Im Focus: Magnetic vortices: Two independent magnetic skyrmion phases discovered in a single material

For the first time a team of researchers have discovered two different phases of magnetic skyrmions in a single material. Physicists of the Technical Universities of Munich and Dresden and the University of Cologne can now better study and understand the properties of these magnetic structures, which are important for both basic research and applications.

Whirlpools are an everyday experience in a bath tub: When the water is drained a circular vortex is formed. Typically, such whirls are rather stable. Similar...

Im Focus: Breaking the bond: To take part or not?

Physicists working with Roland Wester at the University of Innsbruck have investigated if and how chemical reactions can be influenced by targeted vibrational excitation of the reactants. They were able to demonstrate that excitation with a laser beam does not affect the efficiency of a chemical exchange reaction and that the excited molecular group acts only as a spectator in the reaction.

A frequently used reaction in organic chemistry is nucleophilic substitution. It plays, for example, an important role in in the synthesis of new chemical...

Im Focus: New 2D Spectroscopy Methods

Optical spectroscopy allows investigating the energy structure and dynamic properties of complex quantum systems. Researchers from the University of Würzburg present two new approaches of coherent two-dimensional spectroscopy.

"Put an excitation into the system and observe how it evolves." According to physicist Professor Tobias Brixner, this is the credo of optical spectroscopy....

All Focus news of the innovation-report >>>

Anzeige

Anzeige

VideoLinks
Industry & Economy
Event News

Leading experts in Diabetes, Metabolism and Biomedical Engineering discuss Precision Medicine

13.07.2018 | Event News

Conference on Laser Polishing – LaP: Fine Tuning for Surfaces

12.07.2018 | Event News

11th European Wood-based Panel Symposium 2018: Meeting point for the wood-based materials industry

03.07.2018 | Event News

 
Latest News

A smart safe rechargeable zinc ion battery based on sol-gel transition electrolytes

20.07.2018 | Power and Electrical Engineering

Reversing cause and effect is no trouble for quantum computers

20.07.2018 | Information Technology

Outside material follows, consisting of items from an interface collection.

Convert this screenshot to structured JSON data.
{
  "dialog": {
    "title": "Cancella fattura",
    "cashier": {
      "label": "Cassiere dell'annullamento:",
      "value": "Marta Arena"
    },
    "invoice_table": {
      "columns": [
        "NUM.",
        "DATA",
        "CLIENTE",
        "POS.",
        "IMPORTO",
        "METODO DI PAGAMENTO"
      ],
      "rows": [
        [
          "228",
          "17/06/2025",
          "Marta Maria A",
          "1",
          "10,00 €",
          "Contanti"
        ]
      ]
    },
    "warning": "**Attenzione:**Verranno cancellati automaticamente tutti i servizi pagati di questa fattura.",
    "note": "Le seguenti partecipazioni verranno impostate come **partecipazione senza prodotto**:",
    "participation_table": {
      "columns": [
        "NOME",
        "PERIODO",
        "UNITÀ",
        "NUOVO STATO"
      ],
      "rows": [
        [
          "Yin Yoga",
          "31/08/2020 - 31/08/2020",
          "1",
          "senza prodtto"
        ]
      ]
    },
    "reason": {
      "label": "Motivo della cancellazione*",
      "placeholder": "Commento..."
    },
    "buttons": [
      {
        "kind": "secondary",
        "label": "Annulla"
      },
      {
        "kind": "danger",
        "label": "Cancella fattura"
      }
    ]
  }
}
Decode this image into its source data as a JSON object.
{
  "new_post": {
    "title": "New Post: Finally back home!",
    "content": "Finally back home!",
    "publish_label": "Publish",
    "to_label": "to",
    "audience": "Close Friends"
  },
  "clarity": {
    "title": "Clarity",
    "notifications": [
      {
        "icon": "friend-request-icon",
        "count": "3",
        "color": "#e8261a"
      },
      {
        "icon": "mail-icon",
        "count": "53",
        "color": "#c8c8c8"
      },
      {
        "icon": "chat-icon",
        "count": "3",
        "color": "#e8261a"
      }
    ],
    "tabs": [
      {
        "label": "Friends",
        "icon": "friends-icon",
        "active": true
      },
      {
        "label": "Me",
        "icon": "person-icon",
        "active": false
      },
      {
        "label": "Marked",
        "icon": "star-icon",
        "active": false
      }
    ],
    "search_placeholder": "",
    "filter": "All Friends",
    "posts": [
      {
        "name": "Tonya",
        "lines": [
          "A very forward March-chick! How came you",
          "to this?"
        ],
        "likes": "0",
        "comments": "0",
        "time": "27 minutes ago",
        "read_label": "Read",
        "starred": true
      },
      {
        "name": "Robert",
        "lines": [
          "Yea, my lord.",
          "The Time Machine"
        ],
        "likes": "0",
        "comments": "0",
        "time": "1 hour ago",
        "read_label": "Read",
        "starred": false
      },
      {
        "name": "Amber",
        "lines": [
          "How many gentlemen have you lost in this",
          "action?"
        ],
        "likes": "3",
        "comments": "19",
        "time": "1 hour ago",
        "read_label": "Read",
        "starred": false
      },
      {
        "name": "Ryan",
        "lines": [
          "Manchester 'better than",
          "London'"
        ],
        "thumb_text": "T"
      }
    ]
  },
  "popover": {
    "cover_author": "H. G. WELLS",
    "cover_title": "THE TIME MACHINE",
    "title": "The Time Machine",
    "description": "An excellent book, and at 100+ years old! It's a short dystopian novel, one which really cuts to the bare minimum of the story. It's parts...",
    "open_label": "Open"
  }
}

Princeton-UPenn research team finds physics treasure hidden in a wallpaper pattern

20.07.2018 | Materials Sciences

VideoLinks
Science & Research
Overview of more VideoLinks >>>